TASK OBJECTIVE ▸ Please list all lines of the material below in which the string "active" occurs.

INPUT RECORDS ▸
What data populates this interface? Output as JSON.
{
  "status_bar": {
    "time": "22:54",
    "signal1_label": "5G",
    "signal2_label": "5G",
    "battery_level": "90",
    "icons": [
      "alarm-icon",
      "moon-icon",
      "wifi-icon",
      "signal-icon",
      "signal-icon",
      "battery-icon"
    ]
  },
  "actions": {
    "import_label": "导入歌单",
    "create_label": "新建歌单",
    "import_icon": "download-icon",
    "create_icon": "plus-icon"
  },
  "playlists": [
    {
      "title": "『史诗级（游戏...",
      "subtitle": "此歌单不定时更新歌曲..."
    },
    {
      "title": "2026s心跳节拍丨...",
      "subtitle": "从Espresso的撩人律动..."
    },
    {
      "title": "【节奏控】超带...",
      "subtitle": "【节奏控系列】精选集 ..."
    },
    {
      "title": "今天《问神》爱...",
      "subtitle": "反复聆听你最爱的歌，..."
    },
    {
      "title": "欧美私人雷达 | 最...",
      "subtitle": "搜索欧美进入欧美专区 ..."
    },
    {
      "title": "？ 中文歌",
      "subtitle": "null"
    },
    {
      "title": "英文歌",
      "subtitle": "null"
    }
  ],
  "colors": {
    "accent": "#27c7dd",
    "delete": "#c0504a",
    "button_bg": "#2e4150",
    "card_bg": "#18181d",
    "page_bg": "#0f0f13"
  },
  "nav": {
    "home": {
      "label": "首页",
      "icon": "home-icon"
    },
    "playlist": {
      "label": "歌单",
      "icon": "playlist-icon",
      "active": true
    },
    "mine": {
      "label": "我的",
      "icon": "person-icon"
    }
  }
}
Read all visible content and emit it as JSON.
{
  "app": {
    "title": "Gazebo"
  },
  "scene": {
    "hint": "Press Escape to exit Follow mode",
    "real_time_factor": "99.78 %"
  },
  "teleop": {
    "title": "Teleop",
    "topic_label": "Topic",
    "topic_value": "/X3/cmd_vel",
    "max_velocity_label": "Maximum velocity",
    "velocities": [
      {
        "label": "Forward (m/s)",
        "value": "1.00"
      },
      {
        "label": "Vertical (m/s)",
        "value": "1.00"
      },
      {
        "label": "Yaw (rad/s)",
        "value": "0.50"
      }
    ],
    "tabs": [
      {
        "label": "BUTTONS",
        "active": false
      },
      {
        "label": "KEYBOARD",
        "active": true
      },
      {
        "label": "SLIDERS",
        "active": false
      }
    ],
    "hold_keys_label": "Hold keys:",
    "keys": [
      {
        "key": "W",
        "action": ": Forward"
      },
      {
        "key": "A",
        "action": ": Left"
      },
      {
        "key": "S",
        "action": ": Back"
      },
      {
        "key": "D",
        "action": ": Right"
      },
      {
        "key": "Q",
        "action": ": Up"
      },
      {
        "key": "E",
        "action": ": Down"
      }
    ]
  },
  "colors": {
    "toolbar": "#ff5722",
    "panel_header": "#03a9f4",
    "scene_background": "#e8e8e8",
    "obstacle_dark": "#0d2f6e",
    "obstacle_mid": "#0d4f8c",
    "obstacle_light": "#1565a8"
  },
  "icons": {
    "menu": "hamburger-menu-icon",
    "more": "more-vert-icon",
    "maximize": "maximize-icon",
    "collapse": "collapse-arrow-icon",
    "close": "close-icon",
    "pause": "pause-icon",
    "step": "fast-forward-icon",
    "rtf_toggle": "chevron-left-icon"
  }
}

EXERCISE SOLUTION ▸
      "active": true
        "active": false
        "active": true
        "active": false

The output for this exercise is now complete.